- Federal Bureau of Investigation. (2006). Uniform crime reporting program: Hate crime statistics, 2005. Washington, DC: U.S. Government Printing Office. Retrieved from http://www.fbi.gov/ucr/hc2005/index.html
- Gates, H. L., Jr. (1999). Backlash? In E. Brandt (Ed.), Dangerous liaison: Blacks, gays, and the struggle for equality. New York: New.Google Scholar
- Harlow, C. W. (2005). Hate crimes reported by victims and police (Publication No. NCJ 209911). Washington, DC: U.S. Department of Justice. Retrieved February 11, 2008, from http://www.ojp.usdoj.gov/bjs/pub/pdf/ hcrvp.pdf, November.
- Herek, G. M. (1988). Heterosexuals’ attitudes toward lesbians and gay men: correlates and gender differences. The Journal of Sex Research, 25, 451–477.Google Scholar

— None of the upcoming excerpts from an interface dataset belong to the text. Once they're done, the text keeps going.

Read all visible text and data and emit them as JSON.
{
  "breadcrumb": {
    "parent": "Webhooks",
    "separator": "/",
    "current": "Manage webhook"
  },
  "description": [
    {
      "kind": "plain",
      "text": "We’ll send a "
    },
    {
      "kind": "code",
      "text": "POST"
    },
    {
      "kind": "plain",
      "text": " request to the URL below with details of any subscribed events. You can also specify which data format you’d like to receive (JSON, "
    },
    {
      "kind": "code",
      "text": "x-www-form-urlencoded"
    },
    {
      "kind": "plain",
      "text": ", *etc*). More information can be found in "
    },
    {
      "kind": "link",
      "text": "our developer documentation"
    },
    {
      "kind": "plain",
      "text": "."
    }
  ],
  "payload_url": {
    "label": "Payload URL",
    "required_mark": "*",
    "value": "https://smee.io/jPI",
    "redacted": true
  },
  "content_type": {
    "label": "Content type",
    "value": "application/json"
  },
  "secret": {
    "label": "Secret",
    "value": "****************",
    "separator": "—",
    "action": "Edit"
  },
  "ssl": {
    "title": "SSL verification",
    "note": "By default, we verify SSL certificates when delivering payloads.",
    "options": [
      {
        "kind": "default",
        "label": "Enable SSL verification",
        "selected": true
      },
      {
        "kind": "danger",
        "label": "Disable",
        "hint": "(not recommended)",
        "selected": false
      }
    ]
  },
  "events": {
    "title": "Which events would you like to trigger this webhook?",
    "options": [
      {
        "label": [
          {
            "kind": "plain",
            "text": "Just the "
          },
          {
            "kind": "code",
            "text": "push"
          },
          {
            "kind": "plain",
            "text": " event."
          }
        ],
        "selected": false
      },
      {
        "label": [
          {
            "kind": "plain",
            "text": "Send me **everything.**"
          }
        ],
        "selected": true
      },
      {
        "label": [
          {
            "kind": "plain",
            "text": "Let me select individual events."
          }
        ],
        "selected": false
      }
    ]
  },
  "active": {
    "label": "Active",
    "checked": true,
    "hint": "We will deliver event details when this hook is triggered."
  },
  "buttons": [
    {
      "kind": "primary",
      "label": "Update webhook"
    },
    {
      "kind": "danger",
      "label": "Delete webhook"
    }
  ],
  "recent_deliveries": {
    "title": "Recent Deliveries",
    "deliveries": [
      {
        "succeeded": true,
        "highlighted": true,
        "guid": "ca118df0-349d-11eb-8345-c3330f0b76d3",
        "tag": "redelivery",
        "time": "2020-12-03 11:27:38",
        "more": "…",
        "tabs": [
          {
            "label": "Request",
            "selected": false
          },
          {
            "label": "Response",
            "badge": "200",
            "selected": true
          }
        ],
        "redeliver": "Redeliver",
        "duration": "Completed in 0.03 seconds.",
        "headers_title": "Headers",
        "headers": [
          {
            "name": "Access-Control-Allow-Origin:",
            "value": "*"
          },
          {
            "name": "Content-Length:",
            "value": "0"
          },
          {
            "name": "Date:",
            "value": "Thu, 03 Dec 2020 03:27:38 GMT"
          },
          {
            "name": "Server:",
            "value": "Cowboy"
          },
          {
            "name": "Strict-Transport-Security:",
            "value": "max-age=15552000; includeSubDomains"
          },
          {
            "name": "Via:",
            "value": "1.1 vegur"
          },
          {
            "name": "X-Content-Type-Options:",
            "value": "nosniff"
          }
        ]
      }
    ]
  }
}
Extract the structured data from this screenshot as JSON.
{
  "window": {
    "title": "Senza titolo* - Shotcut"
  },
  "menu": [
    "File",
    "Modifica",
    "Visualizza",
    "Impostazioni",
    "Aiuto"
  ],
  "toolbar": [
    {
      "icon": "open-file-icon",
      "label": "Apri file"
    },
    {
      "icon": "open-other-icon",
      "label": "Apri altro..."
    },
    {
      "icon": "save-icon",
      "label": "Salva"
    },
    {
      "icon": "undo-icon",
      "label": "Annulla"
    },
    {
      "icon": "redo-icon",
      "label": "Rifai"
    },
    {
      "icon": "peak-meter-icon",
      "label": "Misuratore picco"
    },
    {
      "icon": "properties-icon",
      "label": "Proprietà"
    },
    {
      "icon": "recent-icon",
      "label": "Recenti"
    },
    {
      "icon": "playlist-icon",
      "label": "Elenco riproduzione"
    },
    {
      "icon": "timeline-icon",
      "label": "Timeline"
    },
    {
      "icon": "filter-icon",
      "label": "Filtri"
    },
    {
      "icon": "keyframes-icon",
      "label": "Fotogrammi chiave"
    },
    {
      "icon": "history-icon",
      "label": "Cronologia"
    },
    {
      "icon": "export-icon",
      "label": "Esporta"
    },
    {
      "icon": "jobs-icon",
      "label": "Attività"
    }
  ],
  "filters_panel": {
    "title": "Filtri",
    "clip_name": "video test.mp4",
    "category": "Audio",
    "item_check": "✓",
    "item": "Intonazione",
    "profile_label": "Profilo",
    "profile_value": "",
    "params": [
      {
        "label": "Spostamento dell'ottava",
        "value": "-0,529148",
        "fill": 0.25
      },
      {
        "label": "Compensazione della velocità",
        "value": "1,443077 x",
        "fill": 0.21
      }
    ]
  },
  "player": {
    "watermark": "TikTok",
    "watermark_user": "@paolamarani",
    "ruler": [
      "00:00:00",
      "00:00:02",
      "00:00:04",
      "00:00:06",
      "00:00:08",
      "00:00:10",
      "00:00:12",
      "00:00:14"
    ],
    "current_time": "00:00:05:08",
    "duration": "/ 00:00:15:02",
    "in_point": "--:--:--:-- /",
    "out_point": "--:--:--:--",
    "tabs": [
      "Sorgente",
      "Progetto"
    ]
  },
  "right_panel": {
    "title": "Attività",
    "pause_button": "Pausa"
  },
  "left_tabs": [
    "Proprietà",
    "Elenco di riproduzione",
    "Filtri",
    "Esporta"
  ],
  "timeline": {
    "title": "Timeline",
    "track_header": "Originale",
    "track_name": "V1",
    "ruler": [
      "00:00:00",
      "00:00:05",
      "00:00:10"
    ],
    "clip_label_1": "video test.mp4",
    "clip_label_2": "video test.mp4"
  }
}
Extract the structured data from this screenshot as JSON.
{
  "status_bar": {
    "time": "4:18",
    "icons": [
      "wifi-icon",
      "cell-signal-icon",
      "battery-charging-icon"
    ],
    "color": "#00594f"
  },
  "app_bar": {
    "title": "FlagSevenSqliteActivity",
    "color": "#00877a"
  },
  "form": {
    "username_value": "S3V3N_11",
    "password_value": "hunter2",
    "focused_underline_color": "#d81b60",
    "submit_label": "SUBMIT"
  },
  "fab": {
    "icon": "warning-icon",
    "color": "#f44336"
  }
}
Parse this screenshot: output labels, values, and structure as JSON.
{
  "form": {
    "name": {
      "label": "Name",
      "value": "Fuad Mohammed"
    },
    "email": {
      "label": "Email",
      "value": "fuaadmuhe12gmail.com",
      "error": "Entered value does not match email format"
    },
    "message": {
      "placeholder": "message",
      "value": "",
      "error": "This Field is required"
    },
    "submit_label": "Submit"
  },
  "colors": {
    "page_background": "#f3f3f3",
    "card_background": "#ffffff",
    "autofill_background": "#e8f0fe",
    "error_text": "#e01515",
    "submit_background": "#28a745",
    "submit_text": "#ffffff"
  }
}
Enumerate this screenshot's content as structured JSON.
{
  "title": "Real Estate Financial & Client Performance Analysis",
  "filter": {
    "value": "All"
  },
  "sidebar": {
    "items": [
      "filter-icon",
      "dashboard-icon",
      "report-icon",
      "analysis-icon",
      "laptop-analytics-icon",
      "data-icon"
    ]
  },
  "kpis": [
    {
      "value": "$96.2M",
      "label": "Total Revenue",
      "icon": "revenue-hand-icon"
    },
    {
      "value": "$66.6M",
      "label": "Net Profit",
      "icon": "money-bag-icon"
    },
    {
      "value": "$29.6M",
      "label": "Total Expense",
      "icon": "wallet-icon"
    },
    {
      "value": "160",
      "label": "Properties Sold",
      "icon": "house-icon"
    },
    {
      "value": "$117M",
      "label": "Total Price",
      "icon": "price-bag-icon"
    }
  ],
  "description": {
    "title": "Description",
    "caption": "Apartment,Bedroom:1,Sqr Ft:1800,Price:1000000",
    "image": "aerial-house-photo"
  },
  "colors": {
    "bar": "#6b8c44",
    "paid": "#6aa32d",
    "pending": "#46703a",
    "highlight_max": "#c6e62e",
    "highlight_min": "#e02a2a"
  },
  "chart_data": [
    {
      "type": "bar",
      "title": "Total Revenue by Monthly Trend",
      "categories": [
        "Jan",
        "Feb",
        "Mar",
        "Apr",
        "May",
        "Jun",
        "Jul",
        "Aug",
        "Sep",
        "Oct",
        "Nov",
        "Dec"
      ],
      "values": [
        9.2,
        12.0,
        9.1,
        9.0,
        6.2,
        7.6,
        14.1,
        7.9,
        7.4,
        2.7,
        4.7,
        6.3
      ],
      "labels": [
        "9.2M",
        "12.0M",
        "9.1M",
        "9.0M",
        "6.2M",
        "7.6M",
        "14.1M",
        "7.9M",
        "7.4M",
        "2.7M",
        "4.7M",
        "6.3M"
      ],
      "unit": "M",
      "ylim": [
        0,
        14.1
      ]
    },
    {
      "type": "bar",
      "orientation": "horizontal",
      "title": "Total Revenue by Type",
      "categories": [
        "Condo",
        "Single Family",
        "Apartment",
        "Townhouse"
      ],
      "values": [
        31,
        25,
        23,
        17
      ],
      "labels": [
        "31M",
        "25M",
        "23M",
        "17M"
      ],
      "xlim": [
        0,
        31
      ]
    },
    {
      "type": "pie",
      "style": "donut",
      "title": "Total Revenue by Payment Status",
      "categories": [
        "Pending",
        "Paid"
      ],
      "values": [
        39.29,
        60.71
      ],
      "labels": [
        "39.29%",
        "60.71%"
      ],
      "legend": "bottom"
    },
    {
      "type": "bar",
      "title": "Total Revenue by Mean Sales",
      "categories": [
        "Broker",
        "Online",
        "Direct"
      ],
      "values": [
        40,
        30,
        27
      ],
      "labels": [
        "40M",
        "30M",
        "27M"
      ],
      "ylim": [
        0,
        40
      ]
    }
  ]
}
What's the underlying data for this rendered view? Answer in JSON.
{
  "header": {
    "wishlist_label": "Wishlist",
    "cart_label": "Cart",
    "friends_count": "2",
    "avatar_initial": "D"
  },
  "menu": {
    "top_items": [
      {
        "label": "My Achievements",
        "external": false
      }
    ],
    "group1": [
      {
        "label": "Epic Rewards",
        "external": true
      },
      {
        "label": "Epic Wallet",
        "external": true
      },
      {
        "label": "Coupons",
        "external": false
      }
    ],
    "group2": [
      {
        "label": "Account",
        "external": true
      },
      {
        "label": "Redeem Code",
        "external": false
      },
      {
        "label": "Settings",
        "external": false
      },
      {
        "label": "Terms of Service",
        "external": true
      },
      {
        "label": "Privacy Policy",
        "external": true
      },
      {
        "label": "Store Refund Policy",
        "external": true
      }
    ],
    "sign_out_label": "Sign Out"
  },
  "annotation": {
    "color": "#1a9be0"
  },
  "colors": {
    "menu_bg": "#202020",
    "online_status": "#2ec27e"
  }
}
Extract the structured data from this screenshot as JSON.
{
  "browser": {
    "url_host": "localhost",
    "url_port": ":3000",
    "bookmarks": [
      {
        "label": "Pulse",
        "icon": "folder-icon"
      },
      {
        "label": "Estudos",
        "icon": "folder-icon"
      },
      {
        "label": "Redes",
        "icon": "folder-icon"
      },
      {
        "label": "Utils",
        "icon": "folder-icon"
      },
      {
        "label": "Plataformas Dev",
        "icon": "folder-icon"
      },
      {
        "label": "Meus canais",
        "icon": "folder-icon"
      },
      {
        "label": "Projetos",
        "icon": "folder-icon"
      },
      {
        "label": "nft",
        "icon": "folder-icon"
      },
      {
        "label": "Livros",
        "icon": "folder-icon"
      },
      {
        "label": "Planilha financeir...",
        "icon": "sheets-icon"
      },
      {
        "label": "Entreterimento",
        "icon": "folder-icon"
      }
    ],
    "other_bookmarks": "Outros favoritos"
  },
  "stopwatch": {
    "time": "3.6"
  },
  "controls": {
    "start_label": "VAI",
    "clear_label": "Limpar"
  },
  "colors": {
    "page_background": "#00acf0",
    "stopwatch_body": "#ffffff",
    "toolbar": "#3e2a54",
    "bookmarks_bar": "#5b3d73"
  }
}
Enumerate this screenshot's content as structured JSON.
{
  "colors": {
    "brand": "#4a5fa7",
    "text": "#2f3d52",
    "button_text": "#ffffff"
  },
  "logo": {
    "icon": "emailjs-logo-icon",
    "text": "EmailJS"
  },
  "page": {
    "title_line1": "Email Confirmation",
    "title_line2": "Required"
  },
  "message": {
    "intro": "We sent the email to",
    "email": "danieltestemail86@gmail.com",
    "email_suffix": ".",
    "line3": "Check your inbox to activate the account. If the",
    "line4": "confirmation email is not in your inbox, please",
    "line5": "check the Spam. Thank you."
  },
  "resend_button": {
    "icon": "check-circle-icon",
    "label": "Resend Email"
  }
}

- Herek, G. M. (2007). Confronting sexual stigma and prejudice: theory and practice. Journal of Social Issues, 63, 905–925.Google Scholar
- Hooks, B. (1981). Ain’t I a woman: Black women and feminism. Boston: South End.Google Scholar
- Kimmel, M. S. (1997). Masculinity as homophobia: Fear, shame, and silence in the construction of gender identity. In M. M. Gergen & S. N. Davis (Eds.), Toward a new psychology of gender (pp. 223–242). New York: Routledge.Google Scholar
- Kinsey, A. C., Pomeroy, W. B., & Martin, C. E. (1948). Sexual behavior in the human male. Philadelphia: W.B. Saunders.Google Scholar
- Kite, M. E. (1994). When perceptions meet reality: Individual differences in reactions to lesbians and gay men. In B. Greene & G. M. Herek (Eds.), Lesbian and gay psychology: Theory, research, and clinical applications (pp. 25–52). Thousand Oaks: Sage.Google Scholar
- National Coalition of Anti-Violence Programs. (2007). Anti-lesbian, gay, bisexual, and transgender violence in 2006. New York: National Coalition of Anti-Violence Programs.Google Scholar
- Pascarella, E. T., & Terenzine, P. T. (1991). How college affects students. San Francisco: Jossey-Bass.Google Scholar
- Pharr, S. (1988). Homophobia: A weapon of sexism. Inverness, CA: Chardon Press.Google Scholar
- Rhue, S., & Rhue, T. (1997). Reducing homophobia in African American communities. In J. T. Sears & W. L. Williams (Eds.), Overcoming heterosexism and homophobia: Strategies that work (pp. 117–130). New York: Columbia University Press.Google Scholar
- Sherif, M., Harvey, O. J., White, B. J., Hood, W. R., & Sherif, C. W. (1961). Intergroup cooperation and competition: The Robbers Cave experiment. Norman: University Book Exchange.Google Scholar
- Smith, B. (1999). Blacks and gays: Healing the divide. In E. Brandt (Ed.), Dangerous liaisons: Blacks, gays, and the struggle for equality (pp. 15–24). New York: New Press.Google Scholar
- Stephan, W. G., & Stephan, C. W. (2000). An integrated threat theory of prejudice. In S. Oskamp (Ed.), Reducing prejudice and discrimination (pp. 23–45). Nahwah: Erlbaum.Google Scholar
- Takács, J. (2006). Social exclusion of young lesbian, gay, bisexual, transgender (LGBT) people in Europe. Brussels: ILGA Europe.Google Scholar
- Tucker, M. B., & Mitchell-Kernan, C. (1995). The decline in marriage among African Americans: Causes, consequences, and policy implications. New York: Russell Sage Foundation.Google Scholar
- Valleroy, L., Prentiss, D., MacKellar, D. A., & Secura, G. (2000, July). The bisexual bridge for HIV among 15- to 22-year-old men who have sex with men in the 7 US cities. Paper presented at the thirtheenth International Conference on AIDS, Durban, South Africa.Google Scholar
- Wildermuth, J. (2009, January 7). Black support for Prop 8 called exaggeration. San Francisco Chronicle. Retrieved March 23, 2009, from http://www.sfgate.com/cgi-bin/article.cgi?f=/c/a/2009/01/06/BANB154OS1.DTL.